Something good would happen if small business stakeholders were as politically organized and influential as other single-issue groups, like unions. If small business were a country, Wikipedia would describe Small Business USA like this: Population: 125 million (owners, employees and dependents). Economy: Largest on the planet. Contribution to society: Significant. Organized political influence for its own interests: Negligible.

What’s wrong with this picture?

With so much to contribute, Small Business America has many reasons to catch the tide of electoral fervor and become more involved in the political process. With so much at stake—challenges and opportunities—we have even more reasons to make our positions known to those who would represent us, rather than accepting policies we’re given by those who could rightly assume we don’t care.

Write this on a rock … Be a single-issue voter for your small business.

RESULTS: What are your future plans for offering health care to your employees?

The Question:
What are your future plans for offering health care (HC) benefits to your employees?

36% - We have and will continue to offer HC benefits.
11% - We currently have HC benefits, but plan to discontinue.
31% - We don’t have HC benefits and won’t provide them in the future.
0% - We currently don’t provide HC benefits, but plan to start.
22% -  We don’t have employees.

Jim’s Comments:
Of our respondents who have employees, those who provide healthcare benefits are not far below those who don’t.  I’m taking that as a good indicator. The response that is troubling is that 11% are currently providing coverage but plan to stop, plus no one reported they were planning to start offering healthcare benefits.  Part of the reason might be associated with economic conditions, but based on what we’re learning, it’s my opinion that the imposition of Obamacare is also involved.
I’ve been very outspoken about my opposition to Obamacare. Unfortunately, every day that goes by Obamacare continues to affirm my predictions that it’s a bad alternative to what we had and what could have been done to accomplish real reform. On my radio program this week I asked healthcare policy expert, Grace-Marie Turner, President of the Galen Institute, if 2015 was going to be the worst year yet for Obamacare? She said every year is going to replace the previous one as the worst year of Obamacare. Click here to listen to our discussions.

Keep chasing entrepreneurial liberty

John Ray, a Puritan-leaning 17th century English naturalist and botanist who refused to take the religious oath required by the Act of Uniformity during the Restoration, proposed “Lean liberty is better than fat slavery.”

Many small business owners would say it this way, “The worst day in my own business is better than the best day as an employee.”

I’m not proposing employment is akin to slavery, but there is no question it can put chains on your entrepreneurial spirit. Before you leave your job because you don’t like bosses, or decide to emancipate your creativity from mediocre management, refer to Blasingame’s Small Business Unabridged Dictionary and its definition of lean liberty in the world of small business.

1.  “The buck stops here” plaque is not just sitting on your desk, it’s nailed on.
2.  If an employee doesn’t show up for a shift, it’s your shift.
3.  When an irate, perhaps unreasonable, customer comes in and demands to speak to the owner, that’s you.
4.  It’s payroll Friday for you and your three employees. Four people, but only enough cash for three checks. Guess who goes home without one?

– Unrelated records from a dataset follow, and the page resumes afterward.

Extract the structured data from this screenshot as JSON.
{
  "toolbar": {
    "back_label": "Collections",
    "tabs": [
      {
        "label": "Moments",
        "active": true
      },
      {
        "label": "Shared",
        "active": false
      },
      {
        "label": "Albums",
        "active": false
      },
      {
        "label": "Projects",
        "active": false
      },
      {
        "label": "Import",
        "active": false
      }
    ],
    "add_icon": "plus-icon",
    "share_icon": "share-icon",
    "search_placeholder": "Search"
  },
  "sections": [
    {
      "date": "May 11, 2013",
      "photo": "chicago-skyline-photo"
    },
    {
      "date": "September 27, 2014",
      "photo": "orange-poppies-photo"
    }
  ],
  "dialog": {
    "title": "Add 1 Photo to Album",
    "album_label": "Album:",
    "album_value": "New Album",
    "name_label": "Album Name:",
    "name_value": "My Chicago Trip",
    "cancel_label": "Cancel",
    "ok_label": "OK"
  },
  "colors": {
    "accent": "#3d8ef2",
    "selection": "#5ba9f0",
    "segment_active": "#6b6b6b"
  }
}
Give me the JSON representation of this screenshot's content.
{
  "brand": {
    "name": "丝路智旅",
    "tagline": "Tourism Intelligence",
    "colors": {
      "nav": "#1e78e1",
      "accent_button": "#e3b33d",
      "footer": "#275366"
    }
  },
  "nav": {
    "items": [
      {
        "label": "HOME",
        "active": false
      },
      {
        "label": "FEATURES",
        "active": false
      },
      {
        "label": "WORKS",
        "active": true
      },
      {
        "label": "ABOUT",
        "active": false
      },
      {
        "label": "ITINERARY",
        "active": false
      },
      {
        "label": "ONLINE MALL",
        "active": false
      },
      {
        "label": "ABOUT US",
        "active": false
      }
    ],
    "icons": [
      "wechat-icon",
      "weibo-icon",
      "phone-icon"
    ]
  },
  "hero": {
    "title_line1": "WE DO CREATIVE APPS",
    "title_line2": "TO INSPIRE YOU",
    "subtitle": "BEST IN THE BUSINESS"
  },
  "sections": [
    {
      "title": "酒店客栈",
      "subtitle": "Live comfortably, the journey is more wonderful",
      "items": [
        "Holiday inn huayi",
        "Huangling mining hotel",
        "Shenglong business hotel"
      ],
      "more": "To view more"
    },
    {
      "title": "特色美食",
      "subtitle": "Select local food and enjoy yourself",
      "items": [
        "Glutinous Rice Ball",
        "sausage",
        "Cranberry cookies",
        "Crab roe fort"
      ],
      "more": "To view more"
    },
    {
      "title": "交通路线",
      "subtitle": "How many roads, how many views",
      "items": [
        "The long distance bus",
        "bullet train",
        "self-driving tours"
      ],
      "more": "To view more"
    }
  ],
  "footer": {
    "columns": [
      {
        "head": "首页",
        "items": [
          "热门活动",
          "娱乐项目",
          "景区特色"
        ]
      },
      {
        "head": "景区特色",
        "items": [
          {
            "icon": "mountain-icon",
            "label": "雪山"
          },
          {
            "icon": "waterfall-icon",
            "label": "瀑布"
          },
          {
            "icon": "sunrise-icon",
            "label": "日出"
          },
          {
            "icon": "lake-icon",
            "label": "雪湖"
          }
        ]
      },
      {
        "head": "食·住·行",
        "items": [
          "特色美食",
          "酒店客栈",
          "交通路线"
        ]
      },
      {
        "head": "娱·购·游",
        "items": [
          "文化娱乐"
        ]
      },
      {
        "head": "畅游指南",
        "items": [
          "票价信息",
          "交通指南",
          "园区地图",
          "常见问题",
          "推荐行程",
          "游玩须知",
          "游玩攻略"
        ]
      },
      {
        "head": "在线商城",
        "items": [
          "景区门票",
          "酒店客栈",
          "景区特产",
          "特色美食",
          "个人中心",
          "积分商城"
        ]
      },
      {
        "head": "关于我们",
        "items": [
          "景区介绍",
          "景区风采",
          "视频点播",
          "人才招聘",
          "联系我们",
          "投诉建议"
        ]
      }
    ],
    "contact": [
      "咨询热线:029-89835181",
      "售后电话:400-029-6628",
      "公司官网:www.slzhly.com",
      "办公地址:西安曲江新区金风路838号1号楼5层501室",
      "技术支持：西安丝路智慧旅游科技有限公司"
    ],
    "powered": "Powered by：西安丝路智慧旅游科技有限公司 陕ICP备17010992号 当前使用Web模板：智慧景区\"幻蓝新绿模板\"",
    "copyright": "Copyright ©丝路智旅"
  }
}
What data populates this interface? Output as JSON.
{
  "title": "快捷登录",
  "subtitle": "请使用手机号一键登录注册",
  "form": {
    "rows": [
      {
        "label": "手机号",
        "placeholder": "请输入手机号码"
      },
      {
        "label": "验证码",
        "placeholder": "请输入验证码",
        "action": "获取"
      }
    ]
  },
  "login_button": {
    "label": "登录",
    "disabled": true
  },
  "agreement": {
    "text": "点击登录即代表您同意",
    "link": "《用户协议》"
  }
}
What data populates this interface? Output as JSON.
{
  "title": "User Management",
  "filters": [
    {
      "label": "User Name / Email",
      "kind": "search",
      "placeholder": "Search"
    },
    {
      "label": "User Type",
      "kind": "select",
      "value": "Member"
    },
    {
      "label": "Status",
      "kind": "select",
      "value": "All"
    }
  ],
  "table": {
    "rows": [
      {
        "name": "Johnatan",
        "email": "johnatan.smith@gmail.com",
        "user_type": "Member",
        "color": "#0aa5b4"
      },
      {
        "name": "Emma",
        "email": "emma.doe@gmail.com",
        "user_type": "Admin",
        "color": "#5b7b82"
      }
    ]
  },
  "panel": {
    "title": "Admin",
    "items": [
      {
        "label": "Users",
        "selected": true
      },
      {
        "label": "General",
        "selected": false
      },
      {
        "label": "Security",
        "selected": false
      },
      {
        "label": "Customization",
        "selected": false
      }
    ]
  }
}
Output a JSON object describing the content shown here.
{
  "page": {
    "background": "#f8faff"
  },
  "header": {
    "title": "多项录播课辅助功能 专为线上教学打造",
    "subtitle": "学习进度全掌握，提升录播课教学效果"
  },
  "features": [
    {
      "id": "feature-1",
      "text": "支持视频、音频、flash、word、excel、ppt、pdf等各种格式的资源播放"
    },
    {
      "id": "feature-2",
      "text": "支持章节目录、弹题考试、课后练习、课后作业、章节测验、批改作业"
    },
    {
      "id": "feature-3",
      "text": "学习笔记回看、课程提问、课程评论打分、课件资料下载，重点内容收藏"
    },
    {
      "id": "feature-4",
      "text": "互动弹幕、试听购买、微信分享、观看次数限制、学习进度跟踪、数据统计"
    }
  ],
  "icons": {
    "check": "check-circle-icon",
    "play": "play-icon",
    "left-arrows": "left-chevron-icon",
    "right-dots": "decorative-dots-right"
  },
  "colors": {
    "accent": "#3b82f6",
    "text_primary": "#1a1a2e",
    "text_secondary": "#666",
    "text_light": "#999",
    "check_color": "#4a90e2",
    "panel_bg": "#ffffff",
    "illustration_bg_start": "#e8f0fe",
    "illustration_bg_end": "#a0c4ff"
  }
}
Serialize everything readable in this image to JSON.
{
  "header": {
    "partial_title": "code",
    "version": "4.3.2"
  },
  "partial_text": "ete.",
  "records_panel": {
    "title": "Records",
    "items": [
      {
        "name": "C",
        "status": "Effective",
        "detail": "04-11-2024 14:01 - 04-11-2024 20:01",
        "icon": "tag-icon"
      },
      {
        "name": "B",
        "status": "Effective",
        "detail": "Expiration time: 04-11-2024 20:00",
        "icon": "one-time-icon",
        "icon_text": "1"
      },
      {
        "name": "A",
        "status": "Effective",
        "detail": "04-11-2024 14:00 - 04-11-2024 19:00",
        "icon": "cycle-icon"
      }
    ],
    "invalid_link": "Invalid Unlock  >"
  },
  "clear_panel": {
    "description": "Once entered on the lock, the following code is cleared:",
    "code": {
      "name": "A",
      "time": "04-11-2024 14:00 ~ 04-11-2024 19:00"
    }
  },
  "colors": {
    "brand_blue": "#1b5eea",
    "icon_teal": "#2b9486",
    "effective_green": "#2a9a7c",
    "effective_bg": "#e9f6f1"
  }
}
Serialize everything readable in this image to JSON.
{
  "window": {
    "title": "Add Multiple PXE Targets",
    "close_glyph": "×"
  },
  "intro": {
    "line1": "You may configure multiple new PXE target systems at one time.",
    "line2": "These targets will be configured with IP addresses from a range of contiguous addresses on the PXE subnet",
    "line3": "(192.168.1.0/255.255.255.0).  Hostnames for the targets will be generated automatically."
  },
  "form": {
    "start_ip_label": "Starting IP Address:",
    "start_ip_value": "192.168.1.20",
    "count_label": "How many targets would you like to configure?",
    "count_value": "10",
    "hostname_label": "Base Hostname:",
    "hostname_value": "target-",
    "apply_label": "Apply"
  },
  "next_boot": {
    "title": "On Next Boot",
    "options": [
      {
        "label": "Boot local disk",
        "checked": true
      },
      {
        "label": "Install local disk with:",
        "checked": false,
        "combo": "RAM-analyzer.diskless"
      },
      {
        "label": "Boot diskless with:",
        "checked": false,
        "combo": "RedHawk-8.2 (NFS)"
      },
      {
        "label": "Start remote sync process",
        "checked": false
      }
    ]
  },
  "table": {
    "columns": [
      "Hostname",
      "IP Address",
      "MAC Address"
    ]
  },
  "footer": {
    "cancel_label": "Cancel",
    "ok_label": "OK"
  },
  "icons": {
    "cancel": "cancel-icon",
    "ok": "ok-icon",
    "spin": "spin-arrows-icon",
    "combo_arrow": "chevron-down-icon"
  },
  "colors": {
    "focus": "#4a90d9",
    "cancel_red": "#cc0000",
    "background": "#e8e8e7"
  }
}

If any of these examples makes you blink, be sure to clock in tomorrow. But if you are ready to handle these and many other examples of small business lean liberty, perhaps your entrepreneurial sap has risen to the point where your passion for your plan will sustain you through lean times.

Go for it. Who knows? You may be on your way to claim the holy grail of small business, Fat Liberty.